09/23/2008 11:00PM

Court rules in Ohio horsemen's favor


A U.S. District Court has ruled that horsemen's rights under the federal Interstate Horseracing Act cannot be superseded by a state regulation as the result of a lawsuit filed by the Ohio Horsemen's Benevolent and Protective Association against Ohio regulators and racetracks.

Judge Michael Wilson of the U.S. District Court for Southern Ohio issued the ruling siding with the horsemen on Tuesday. The ruling held that an Ohio law giving the racing commission the power to overrule a horsemen's veto of a simulcasting contract violated the Interstate Horseracing Act, the 1978 federal law that granted horsemen the power to approve the distribution of simulcast signals.

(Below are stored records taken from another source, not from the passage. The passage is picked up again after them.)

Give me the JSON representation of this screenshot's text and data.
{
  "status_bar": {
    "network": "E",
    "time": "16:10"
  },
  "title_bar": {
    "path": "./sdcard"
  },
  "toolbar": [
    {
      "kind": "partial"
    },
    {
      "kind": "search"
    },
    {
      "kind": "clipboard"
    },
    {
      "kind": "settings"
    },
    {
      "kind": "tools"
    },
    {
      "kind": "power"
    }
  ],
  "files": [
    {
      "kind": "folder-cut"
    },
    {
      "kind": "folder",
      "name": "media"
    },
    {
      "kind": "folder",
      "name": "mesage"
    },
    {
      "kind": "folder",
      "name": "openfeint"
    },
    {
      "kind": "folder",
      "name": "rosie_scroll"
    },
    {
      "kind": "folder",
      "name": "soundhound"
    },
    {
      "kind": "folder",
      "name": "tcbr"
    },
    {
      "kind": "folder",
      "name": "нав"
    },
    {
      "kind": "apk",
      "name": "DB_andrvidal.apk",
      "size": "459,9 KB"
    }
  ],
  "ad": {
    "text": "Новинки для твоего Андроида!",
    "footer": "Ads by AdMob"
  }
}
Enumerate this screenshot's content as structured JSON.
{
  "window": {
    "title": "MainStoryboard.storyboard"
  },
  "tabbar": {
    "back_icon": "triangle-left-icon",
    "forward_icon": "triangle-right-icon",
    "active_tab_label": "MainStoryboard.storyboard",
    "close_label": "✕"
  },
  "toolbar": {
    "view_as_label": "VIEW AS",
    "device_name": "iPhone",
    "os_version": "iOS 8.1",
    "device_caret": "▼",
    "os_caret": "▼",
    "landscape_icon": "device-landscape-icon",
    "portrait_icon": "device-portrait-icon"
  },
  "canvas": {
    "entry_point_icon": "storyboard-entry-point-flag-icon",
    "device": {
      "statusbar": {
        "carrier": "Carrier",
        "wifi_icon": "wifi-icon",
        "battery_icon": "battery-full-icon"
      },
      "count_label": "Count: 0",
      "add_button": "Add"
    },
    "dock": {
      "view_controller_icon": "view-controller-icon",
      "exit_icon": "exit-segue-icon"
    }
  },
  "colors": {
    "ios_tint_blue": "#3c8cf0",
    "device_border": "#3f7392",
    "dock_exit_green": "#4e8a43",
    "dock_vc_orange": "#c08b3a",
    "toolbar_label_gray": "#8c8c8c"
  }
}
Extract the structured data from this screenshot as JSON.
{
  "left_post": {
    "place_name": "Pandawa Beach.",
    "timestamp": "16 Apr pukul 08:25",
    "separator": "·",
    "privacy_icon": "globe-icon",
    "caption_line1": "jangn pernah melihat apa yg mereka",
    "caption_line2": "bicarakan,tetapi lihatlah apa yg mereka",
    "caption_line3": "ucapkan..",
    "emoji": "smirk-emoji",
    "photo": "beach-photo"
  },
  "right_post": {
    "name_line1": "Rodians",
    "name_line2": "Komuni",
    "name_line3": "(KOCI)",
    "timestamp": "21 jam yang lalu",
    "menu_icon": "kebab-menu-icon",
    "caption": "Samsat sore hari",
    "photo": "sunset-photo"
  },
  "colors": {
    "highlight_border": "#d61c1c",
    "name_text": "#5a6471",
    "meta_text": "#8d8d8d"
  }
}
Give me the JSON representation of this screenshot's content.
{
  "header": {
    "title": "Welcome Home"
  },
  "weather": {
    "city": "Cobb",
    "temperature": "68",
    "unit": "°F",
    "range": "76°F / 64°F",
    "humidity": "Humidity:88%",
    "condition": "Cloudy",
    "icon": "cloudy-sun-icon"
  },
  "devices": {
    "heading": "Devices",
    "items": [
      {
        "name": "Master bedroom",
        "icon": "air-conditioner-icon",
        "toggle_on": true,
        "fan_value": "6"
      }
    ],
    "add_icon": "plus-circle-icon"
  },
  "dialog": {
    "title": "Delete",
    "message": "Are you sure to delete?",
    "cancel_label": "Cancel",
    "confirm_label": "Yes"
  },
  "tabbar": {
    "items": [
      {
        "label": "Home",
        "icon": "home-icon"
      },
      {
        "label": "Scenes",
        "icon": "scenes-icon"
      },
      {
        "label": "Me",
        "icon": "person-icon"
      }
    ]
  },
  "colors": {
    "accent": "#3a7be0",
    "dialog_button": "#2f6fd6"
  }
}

The Ohio HBPA filed the lawsuit in January 2007 after the Ohio State Racing Commission allowed Beulah Park to send its signal to Chester Downs in Pennsylvania over the horsemen's veto, citing the state regulation granting the commission the right to overrule the horsemen if their approval was deemed "unreasonably withheld."

The Ohio HBPA had declined to approve the distribution of Beulah's signal to Chester because of their dissatisfaction over Chester paying a 3 percent fee. The Ohio HBPA asserted that Chester should pay 5 percent for the signal.